Creating strong institutions
As one International Geneva observer put it, “great leaders come and go, but institutions stay”, citing a remark shared with him by an opposition leader during peace talks in Africa. “Certain leaders bring energy and motivation with them, but they will at some point leave. Therefore, the organisations by themselves also need to be resilient,” he added.
This, however, can be difficult for international organisations to achieve, for example, when member states in charge of the decision-making are at odds with each other, or when they do not take the lead in driving reform. One example of this is the WHO, which for years has been over-reliant on voluntary contributions by non-governmental donors, namely Bill Gates, as member state contributions stagnated.
Suerie Moon, global health expert and co-director of the Global Health Centre at the Graduate Institute, echoes this view: “Over the last few years, there has been an accumulation of many health issues that absolutely have to be addressed at the international level. And that will rely on strong leadership, but not just a few leaders. It will rely on organisations that cope well and that are well-funded, including the WHO,” she said.
Moon also points out that for the last two decades, global health in International Geneva has in many ways been defined by financing development, citing the creation of institutions like the Global Fund, supported in large part by the Gates Foundation, Gavi and UN agencies like Unitaid.
“I think it’s a very different future because as more and more countries have developed economically they rely less on the international system for money. And that has major implications for where we'll be in 20 years in health.”
What will be irreplaceable, however, is the need for a place for political negotiation and governance, Moon said. “And that happens under the auspices of the WHO – look at the pandemic treaty which is being negotiated now.”
Fixing the trust deficit gap
For Michael Møller, former director general of the UN in Geneva, “a massive trust deficit”, not only in global governance but in institutions and among countries, will force organisations to become more efficient as the world becomes more discerning about how they are run.
“We are moving into an era where the acceptance and trust and the financing of any kind of organisation, whether big or small, is going to be more and more important,” he told Geneva Solutions.
In a rapidly changing world, the future of International Geneva, and global governance as a whole will be about “the survival of the fittest” he said, where the institutions that survive will be those that are able to adapt the fastest. “We can no longer afford to have non-performing organisations.”
International Geneva will also need new public faces; individuals willing to take risks, to speak up for multilateralism and push for those reforms that will be essential in hauling institutions into the 21st century. However, this is not limited to leaders of institutions, Møller added.
“For organisations to change fundamentally, other actors are going to also have to step in and play a role – not just those who are in charge already. This includes actors in civil society, in the business community, and in the youth community.”

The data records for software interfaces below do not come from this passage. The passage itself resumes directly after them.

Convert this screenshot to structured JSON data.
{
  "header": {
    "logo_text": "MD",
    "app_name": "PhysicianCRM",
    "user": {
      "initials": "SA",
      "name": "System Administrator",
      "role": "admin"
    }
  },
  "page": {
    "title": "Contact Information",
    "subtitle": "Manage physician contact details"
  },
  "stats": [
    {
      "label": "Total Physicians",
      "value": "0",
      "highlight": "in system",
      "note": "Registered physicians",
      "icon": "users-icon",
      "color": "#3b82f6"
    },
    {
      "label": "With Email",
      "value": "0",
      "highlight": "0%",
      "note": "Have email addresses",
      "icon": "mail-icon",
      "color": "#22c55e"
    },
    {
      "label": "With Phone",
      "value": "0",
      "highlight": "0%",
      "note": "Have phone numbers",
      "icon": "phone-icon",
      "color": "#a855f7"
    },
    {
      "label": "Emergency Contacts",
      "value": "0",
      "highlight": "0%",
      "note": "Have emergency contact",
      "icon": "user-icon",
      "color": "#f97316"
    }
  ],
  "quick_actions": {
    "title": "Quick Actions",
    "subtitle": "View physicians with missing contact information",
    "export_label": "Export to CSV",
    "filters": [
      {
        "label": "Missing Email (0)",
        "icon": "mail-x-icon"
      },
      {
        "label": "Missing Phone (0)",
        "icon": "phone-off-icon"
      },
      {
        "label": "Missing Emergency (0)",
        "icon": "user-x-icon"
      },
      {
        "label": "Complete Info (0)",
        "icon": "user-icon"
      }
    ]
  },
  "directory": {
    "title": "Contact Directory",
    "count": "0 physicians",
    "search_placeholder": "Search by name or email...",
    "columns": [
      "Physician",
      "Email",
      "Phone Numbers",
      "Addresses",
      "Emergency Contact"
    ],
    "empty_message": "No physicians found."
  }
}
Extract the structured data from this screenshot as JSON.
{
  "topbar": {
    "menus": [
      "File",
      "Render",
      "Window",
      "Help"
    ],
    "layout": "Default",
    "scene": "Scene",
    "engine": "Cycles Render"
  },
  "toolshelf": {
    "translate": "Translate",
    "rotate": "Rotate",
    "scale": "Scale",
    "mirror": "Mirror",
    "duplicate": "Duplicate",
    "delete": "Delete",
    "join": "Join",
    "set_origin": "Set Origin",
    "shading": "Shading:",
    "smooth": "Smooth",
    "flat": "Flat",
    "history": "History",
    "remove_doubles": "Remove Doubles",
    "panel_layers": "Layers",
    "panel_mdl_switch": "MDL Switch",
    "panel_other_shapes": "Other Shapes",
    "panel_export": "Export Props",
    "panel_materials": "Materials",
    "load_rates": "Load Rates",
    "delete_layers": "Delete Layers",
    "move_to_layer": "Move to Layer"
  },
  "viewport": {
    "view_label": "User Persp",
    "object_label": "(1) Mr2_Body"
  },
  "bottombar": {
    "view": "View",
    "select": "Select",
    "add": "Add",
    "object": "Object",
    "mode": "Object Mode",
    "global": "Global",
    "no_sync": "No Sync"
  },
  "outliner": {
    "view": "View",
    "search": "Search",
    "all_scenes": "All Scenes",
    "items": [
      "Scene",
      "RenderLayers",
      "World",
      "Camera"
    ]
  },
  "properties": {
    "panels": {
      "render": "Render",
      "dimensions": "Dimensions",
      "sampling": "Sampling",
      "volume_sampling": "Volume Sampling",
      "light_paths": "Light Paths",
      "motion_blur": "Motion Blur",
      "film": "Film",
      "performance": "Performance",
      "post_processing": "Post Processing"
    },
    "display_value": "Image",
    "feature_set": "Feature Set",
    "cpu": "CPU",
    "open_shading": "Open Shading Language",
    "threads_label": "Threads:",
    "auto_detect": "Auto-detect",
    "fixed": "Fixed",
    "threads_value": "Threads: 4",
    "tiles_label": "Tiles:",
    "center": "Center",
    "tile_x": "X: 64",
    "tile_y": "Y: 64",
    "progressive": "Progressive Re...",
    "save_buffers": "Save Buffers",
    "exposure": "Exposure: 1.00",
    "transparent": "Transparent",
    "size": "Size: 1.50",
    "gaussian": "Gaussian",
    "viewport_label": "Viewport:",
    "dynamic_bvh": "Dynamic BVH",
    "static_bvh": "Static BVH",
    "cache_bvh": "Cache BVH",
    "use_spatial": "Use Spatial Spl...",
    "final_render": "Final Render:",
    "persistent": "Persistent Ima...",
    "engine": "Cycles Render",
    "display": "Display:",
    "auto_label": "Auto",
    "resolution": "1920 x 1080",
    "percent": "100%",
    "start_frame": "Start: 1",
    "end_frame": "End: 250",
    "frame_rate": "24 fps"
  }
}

He added: “On the one hand, International Geneva as a concept is a kind of mixture between reality and wishful thinking. On the other, International Geneva for the future is what we have at the present, this incredible ecosystem of many, many actors – but turbocharged.”
This article was published as part of a special 2nd anniversary print edition of Geneva Solutions, published in collaboration with Le Temps.